In the beginning of the summer, my friend mentioned all the doctors appointments she had to make for her kids, and one was the eye doctor. My immediate response was “why? they are so little! I have ZERO concerns about my boys’ eyes.” Oh the irony in that statement.
Not even 2 weeks later, I suddenly had concerns about my oldest. On a routine bike ride in our neighborhood, my oldest proudly told me all the addresses on our side of the street. When I asked him to tell me his aunt’s address across the street, he nonchalantly says “oh Mama, I can’t see that. I need to get closer first.” Ummm WHAT?!?!?
My sweet boy who never squints, thrives in school, and never once complained about not being able to see is now telling me he can’t see large black numbers on a house in the middle of the day. I decided to test him with a speed limit sign from a distance. I asked him to tell me the numbers, and he could. However, when I asked him about the smaller letters, he said he needed to get closer. My gut told me the whole thing was too casual and off the cuff for him to be playing tricks on me. I needed to get him screened by an eye doctor. Luckily I know a pediatric optometrist, so I didn’t have to research who to call. We were able to get an appointment for the following week.
Leading up to the appointment, I was nervous. As someone with terrible eyesight myself, I didn’t want him to have to start dealing with this at such a young age. Nobody in his class wears glasses. I could only think of one or two kids in his small school with them. What would we do about sports? Would this be too much responsibility for a kindergartener? When I spoke to him about he upcoming appointment, to my surprise, he was excited. He loved the idea of getting glasses! Which, of course, made me nervous that he would try to fail the exam on purpose.

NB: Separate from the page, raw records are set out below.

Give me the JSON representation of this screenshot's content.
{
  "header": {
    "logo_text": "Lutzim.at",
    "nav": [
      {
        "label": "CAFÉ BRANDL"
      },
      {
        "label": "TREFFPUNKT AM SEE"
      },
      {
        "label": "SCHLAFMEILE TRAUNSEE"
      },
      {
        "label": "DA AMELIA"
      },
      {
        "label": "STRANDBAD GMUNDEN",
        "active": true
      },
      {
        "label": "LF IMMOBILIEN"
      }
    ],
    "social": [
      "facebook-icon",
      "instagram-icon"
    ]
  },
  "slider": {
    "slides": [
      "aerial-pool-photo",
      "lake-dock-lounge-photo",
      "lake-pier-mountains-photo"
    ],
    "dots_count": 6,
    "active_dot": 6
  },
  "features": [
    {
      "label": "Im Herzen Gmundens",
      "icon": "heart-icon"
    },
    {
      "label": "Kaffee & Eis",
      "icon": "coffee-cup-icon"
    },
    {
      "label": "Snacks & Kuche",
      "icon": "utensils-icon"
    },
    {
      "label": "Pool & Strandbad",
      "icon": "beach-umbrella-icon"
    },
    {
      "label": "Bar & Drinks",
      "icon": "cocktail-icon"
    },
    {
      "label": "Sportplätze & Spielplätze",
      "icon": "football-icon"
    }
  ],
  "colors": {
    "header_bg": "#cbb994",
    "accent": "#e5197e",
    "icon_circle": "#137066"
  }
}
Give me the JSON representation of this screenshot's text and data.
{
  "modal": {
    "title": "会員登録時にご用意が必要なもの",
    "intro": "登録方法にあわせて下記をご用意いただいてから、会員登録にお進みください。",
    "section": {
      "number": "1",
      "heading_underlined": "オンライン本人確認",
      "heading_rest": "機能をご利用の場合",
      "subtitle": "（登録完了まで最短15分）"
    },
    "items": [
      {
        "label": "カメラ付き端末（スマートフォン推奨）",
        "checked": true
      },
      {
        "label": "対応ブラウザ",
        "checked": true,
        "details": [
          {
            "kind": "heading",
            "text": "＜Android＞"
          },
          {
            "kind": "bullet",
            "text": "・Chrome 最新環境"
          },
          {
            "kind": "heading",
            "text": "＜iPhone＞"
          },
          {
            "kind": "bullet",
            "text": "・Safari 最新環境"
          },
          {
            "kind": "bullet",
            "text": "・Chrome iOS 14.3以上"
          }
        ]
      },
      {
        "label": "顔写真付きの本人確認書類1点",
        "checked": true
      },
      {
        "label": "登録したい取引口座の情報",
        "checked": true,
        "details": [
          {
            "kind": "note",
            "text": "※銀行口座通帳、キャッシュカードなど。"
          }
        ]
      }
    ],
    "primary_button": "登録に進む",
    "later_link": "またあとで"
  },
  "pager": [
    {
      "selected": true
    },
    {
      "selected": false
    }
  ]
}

Luckily, I have not had to take my children to many specialists. I have to say we had a fantastic experience with his first appointment. A pediatric optometrist was the way to go for us. The staff was great with both the patient and his anxious little brother. They did a very thorough screening to test for all possible scenarios. He was diagnosed as near sighted and prescribed bi-focal lenses. The bi-focals are suppose to slow down the progression of his near sightedness. He was so excited to pick out and try on frames, and he cried when we left without the glasses.
My sweet 5 year old is such a trooper with his glasses that he has erased all of my apprehension and fears. He works very hard at being responsible with them and is following all of the rules we put into place. He knows that his friends can’t try them on and that they go from his face to the case. His teachers also help him at school by keeping a case in the classroom and reminding him to take them off before recess and PE. We are still figuring out some things, such as sports. My baby makes my heart so happy with how proud he is of his glasses and the pride he takes in taking care of them.